9 – “My tummy hurts.”
It might be the shrimp, it might be something that you said, or it might be the burning desire to skip school. One thing’s for sure, children have moments when their stomachs hurt, and they aren’t good at hiding it. When a child tells you that his or her stomach hurts, it’s better that you ask a few friendly questions.
That way, you’ll ease the anxiety if that’s the problem. But if that doesn’t work out. It’s probably best advisable that you see a medical doctor at the earliest opportunity. Plus, this isn’t the right time to make light of the situation; a toddler might be distressed as it is!
10 – “Can you turn the nightlight on for me?”
Lately, children watch so much media that exposes them to things that can frighten them or cause anxiety. They aren’t so comfortable when being left alone, and the least you can do is turn on the nightlight.
You could either do that or tuck them in before you make your way to your bedroom. This is just a thing kids say to alert you. And before long, they’ll conquer the fear and laugh about the good old spooky days. However, during that time, it’ll be a masterstroke to master the art of leaving on the nightlight.
If not, you might end up with a super sleepy child on every single school day.
Children are simply adorable, and they have the cutest ways of communicating with the people they trust the most.
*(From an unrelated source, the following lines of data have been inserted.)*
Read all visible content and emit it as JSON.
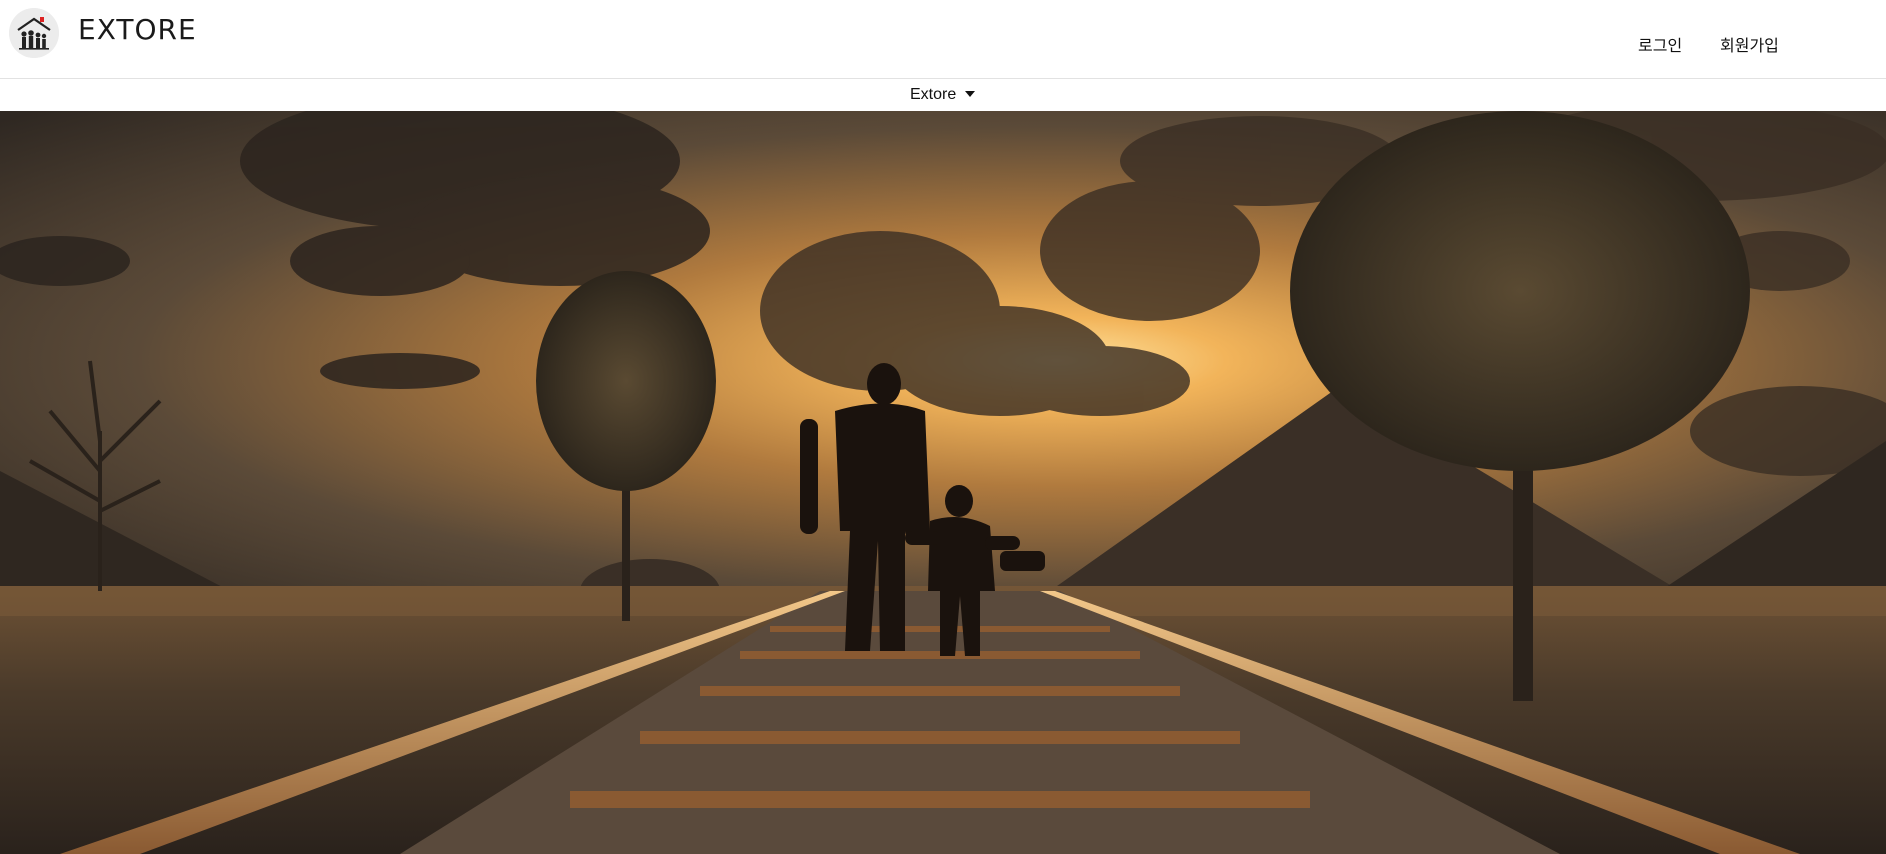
{
  "header": {
    "brand": "EXTORE",
    "logo_icon": "family-house-logo-icon",
    "nav": {
      "login": "로그인",
      "signup": "회원가입"
    }
  },
  "subnav": {
    "dropdown_label": "Extore",
    "dropdown_icon": "caret-down-icon"
  },
  "hero": {
    "scene": "sunset-railroad-silhouette",
    "colors": {
      "sky_glow": "#f2b45a",
      "sky_dark": "#3b3026",
      "ground": "#4a3a2a",
      "rail": "#b07a45"
    }
  }
}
One of the ways that you’ll be able to build up trust is by listening very carefully to them. Once you hear any of the above statements, you will recognize the signals and see that it’s time to swing into action.
It’s always best to keep the lines of communication open as a parent. That way, you’ll be able to gain your child’s trust. Anxiety is natural, and we all went through the motions when we were in their shoes. The least that we can do is be compassionate, fair, and indelibly perceptive to their kiddie problems.